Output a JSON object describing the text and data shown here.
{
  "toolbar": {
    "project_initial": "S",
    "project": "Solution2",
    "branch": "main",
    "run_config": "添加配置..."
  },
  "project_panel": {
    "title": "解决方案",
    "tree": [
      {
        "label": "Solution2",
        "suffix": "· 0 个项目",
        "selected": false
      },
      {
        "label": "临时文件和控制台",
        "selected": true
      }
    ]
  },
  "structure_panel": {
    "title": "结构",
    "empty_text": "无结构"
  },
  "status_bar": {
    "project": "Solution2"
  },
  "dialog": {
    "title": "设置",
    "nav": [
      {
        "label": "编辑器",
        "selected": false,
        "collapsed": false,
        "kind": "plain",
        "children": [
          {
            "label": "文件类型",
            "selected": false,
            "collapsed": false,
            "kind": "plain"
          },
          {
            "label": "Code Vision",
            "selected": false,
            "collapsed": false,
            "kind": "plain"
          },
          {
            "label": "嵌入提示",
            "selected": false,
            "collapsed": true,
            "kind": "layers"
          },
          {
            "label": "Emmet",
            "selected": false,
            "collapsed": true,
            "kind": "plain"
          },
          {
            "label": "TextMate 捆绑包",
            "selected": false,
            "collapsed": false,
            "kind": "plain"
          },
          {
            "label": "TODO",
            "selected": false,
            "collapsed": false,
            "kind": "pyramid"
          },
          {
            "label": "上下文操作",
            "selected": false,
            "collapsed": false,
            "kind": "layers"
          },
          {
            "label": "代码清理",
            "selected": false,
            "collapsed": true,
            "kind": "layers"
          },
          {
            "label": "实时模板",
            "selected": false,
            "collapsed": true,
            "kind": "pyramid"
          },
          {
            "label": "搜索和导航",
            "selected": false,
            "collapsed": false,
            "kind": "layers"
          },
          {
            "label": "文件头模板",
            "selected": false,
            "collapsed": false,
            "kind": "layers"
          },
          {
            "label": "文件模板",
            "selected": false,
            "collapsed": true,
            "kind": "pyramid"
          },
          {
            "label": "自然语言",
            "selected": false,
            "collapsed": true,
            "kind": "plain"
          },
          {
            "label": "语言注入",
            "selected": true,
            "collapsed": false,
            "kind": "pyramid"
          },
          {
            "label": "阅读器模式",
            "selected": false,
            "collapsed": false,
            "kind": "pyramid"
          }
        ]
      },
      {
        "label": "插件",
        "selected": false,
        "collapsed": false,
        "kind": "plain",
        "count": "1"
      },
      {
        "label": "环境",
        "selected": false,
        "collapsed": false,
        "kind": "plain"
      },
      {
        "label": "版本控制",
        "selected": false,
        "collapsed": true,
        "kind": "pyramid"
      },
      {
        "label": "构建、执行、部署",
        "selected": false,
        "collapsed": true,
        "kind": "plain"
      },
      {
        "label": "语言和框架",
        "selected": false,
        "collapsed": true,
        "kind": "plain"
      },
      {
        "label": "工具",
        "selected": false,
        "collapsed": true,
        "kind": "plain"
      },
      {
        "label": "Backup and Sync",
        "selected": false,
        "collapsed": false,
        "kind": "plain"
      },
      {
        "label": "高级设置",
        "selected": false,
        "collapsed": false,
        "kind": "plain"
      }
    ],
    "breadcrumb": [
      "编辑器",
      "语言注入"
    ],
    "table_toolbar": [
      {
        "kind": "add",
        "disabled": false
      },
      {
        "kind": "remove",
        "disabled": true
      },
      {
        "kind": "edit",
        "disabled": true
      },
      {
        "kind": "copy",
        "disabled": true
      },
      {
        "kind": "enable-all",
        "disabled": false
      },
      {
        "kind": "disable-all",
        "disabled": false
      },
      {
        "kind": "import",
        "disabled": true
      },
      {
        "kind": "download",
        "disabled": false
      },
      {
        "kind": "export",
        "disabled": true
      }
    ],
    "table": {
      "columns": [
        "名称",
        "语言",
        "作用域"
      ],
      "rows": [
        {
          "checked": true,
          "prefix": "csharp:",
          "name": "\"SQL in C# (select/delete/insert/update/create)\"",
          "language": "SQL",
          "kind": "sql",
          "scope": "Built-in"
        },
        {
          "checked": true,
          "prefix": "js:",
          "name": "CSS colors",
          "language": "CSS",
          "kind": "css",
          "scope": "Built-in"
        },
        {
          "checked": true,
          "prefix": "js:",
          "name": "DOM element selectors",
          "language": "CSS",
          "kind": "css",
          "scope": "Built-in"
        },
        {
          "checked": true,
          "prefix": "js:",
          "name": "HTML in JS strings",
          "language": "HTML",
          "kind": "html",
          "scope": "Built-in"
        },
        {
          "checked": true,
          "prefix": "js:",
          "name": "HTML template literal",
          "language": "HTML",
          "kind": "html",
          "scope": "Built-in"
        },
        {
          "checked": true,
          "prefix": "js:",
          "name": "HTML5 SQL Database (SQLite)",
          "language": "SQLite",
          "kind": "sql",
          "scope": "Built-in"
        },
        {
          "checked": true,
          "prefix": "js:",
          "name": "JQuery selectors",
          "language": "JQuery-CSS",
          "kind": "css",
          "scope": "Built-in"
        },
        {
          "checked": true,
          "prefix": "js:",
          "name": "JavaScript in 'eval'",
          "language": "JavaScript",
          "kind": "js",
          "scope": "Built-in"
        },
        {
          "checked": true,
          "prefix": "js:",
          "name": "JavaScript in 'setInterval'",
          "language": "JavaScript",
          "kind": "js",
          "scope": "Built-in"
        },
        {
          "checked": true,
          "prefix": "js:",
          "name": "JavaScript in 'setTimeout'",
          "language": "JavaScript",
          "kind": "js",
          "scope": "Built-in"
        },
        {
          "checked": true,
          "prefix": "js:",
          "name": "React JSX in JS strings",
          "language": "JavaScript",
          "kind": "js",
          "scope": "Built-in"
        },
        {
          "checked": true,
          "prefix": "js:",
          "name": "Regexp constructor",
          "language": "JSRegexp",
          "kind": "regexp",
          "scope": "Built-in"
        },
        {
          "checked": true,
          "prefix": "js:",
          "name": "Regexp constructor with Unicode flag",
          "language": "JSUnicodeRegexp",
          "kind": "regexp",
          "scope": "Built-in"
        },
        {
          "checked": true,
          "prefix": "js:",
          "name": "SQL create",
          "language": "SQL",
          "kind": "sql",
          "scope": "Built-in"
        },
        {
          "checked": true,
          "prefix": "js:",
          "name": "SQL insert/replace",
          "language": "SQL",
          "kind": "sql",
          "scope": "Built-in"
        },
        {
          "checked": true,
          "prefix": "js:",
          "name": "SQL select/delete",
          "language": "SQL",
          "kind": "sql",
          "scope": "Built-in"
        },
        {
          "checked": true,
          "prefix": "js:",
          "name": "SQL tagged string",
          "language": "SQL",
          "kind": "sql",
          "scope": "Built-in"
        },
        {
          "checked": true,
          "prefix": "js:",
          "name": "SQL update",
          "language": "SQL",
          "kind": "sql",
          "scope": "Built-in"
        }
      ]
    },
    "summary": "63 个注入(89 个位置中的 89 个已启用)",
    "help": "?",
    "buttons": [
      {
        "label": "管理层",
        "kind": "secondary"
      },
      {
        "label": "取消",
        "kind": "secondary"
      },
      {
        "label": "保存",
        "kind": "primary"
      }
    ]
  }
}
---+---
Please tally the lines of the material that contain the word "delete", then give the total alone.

2